For us at Trace, it’s a win-win. We are as proud of Gerong Luobo’s achievements as we are excited to see what stories he has to share with the world.
Each year, we support more than 500 individuals by covering the costs of tuition and living expenses. With your tremendous contributions, we've raised $25,668 for our project since December 2012 ($22,168 through GlobalGiving and another $3,500 through other donations). With your continued support, we know we can transform education on the Tibetan Plateau from the ground up, one donation, one student like Gerong Luobo at a time.
Tenzin, one of our recent international fellows, has just a few days left in the States when he sits down with a cup of green tea and explains: “Trace gives students from very remote places the opportunity to see the bigger world. The young generation in these remote counties is the future. If you can open their minds, if you can give them a hint of what’s going on in the world, that’s the beginning of change. You ignited that.”
At the International Language Institute, where he studied first, mornings were devoted to grammar and vocabulary, and afternoons were devoted to poetry, to art, to music. His favorites. That’s how he learned that teaching English is not just about reading, writing, and speaking, but about opening his students’ eyes to the bigger world. It was here that he fell in love with country music, and it was here that he read Robert Frost for the first time. He went on to a masters program in teaching English at the SIT Graduate Institute, then an internship at an immigrant-learning center, where he taught English of all ages.
Teaching all ages is not new for Tenzin. In the nomadic area he grew up, it’s not uncommon for middle schoolers to be as old as nineteen. If a kid’s family needs support at home—whether it’s in herding sheep or running errands—school can wait.
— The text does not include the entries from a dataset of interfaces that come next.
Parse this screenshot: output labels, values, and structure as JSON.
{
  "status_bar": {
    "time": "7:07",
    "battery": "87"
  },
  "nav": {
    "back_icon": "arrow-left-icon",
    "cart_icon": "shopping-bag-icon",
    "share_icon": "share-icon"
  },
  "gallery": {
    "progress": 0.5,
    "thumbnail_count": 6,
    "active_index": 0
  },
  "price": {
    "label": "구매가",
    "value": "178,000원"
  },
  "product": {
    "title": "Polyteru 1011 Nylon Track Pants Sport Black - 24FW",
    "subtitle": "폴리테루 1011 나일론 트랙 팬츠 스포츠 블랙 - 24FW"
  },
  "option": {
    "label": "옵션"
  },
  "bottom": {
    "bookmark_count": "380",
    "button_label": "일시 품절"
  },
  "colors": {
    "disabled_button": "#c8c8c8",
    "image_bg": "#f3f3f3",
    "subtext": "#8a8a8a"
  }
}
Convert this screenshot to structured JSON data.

In his school now, he is one of five English teachers, and the only teacher who has taken the road less traveled, the only teacher who has studied English abroad and the only one with a graduate degree. He smiles. “This opportunity and this scholarship totally changed my life, in terms of my future plans and profession. This will be my lifelong treasure.”
Project Reports on GlobalGiving are posted directly to globalgiving.org by Project Leaders as they are completed, generally every 3-4 months. To protect the integrity of these documents, GlobalGiving does not alter them; therefore you may find some language or formatting issues.
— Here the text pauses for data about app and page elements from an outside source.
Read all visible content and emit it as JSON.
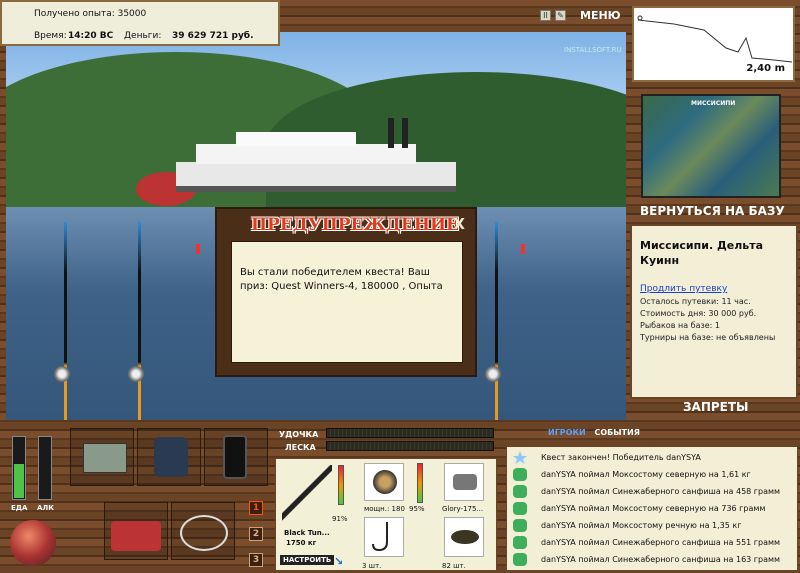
{
  "info": {
    "exp_label": "Получено опыта: 35000",
    "time_label": "Время:",
    "time_value": "14:20 ВС",
    "money_label": "Деньги:",
    "money_value": "39 629 721 руб."
  },
  "menu": {
    "pause": "II",
    "settings": "✎",
    "label": "МЕНЮ"
  },
  "watermark": "INSTALLSOFT.RU",
  "depth": {
    "value": "2,40 m"
  },
  "map": {
    "title": "МИССИСИПИ"
  },
  "location": {
    "back": "ВЕРНУТЬСЯ НА БАЗУ",
    "name": "Миссисипи. Дельта Куинн",
    "extend": "Продлить путевку",
    "lines": [
      "Осталось путевки: 11 час.",
      "Стоимость дня: 30 000 руб.",
      "Рыбаков на базе: 1",
      "Турниры на базе: не объявлены"
    ],
    "bans": "ЗАПРЕТЫ"
  },
  "warning": {
    "title": "ПРЕДУПРЕЖДЕНИЕ",
    "close": "X",
    "message": "Вы стали победителем квеста! Ваш приз: Quest Winners-4, 180000 , Опыта"
  },
  "meters": {
    "food_label": "ЕДА",
    "alc_label": "АЛК",
    "food_level": 0.55,
    "alc_level": 0.0
  },
  "tabs_numbers": [
    "1",
    "2",
    "3"
  ],
  "tackle": {
    "rod_label": "УДОЧКА",
    "line_label": "ЛЕСКА",
    "rod_name": "Black Tun...",
    "rod_weight": "1750 кг",
    "rod_pct": "91%",
    "reel_name": "мощн.: 180",
    "reel_pct": "95%",
    "lure_name": "Glory-175...",
    "hook_count": "3 шт.",
    "bait_count": "82 шт.",
    "setup": "НАСТРОИТЬ"
  },
  "events": {
    "tab_players": "ИГРОКИ",
    "tab_events": "СОБЫТИЯ",
    "items": [
      "Квест закончен! Победитель danYSYA",
      "danYSYA поймал Моксостому северную на 1,61 кг",
      "danYSYA поймал Синежаберного санфиша на 458 грамм",
      "danYSYA поймал Моксостому северную на 736 грамм",
      "danYSYA поймал Моксостому речную на 1,35 кг",
      "danYSYA поймал Синежаберного санфиша на 551 грамм",
      "danYSYA поймал Синежаберного санфиша на 163 грамм"
    ]
  },
  "colors": {
    "accent": "#e23b1c",
    "wood": "#6b4426",
    "panel": "#f2efd6",
    "meter": "#4fc24a"
  }
}
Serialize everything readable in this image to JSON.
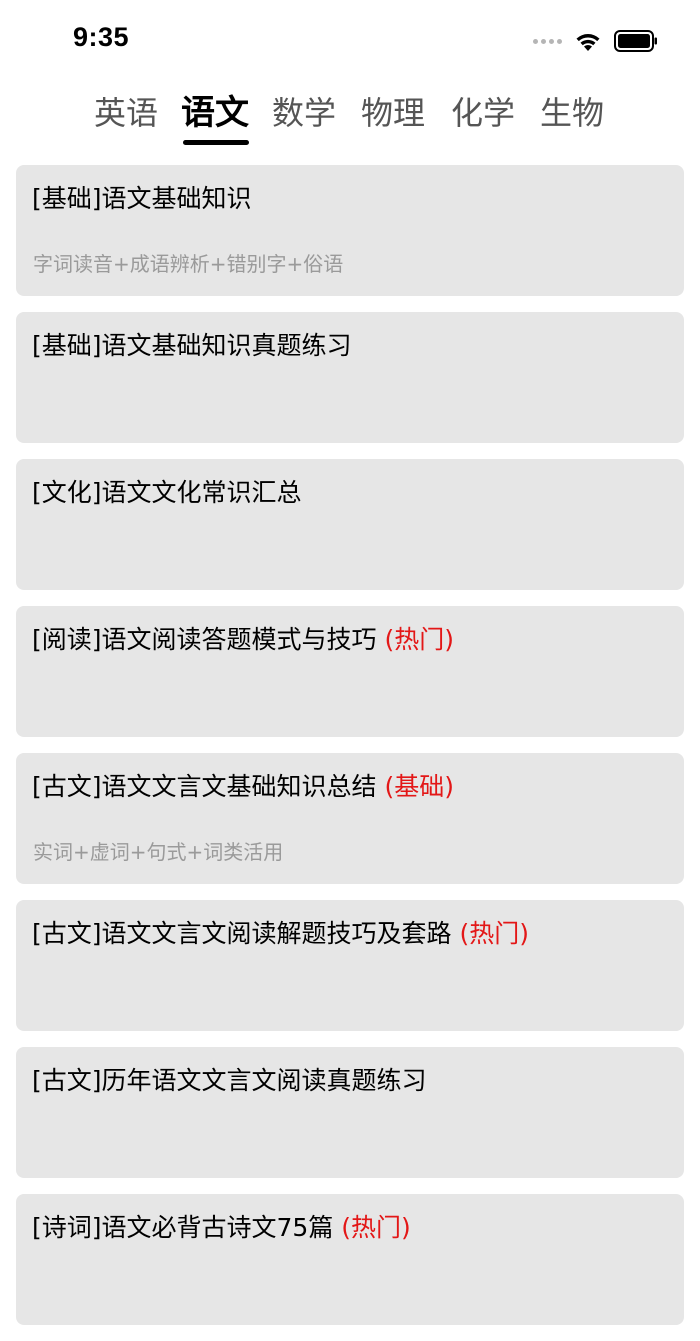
{
  "status_bar": {
    "time": "9:35"
  },
  "tabs": [
    {
      "label": "英语",
      "active": false
    },
    {
      "label": "语文",
      "active": true
    },
    {
      "label": "数学",
      "active": false
    },
    {
      "label": "物理",
      "active": false
    },
    {
      "label": "化学",
      "active": false
    },
    {
      "label": "生物",
      "active": false
    }
  ],
  "colors": {
    "card_bg": "#e6e6e6",
    "tag": "#e31717",
    "subtitle": "#9a9a9a"
  },
  "items": [
    {
      "title": "[基础]语文基础知识",
      "tag": "",
      "subtitle": "字词读音+成语辨析+错别字+俗语"
    },
    {
      "title": "[基础]语文基础知识真题练习",
      "tag": "",
      "subtitle": ""
    },
    {
      "title": "[文化]语文文化常识汇总",
      "tag": "",
      "subtitle": ""
    },
    {
      "title": "[阅读]语文阅读答题模式与技巧",
      "tag": "(热门)",
      "subtitle": ""
    },
    {
      "title": "[古文]语文文言文基础知识总结",
      "tag": "(基础)",
      "subtitle": "实词+虚词+句式+词类活用"
    },
    {
      "title": "[古文]语文文言文阅读解题技巧及套路",
      "tag": "(热门)",
      "subtitle": ""
    },
    {
      "title": "[古文]历年语文文言文阅读真题练习",
      "tag": "",
      "subtitle": ""
    },
    {
      "title": "[诗词]语文必背古诗文75篇",
      "tag": "(热门)",
      "subtitle": ""
    }
  ]
}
If you donate to this project or have donated to this project, you will get an e-mail when this project posts a report. You can also subscribe for reports via e-mail without donating or by subscribing to this project's RSS feed.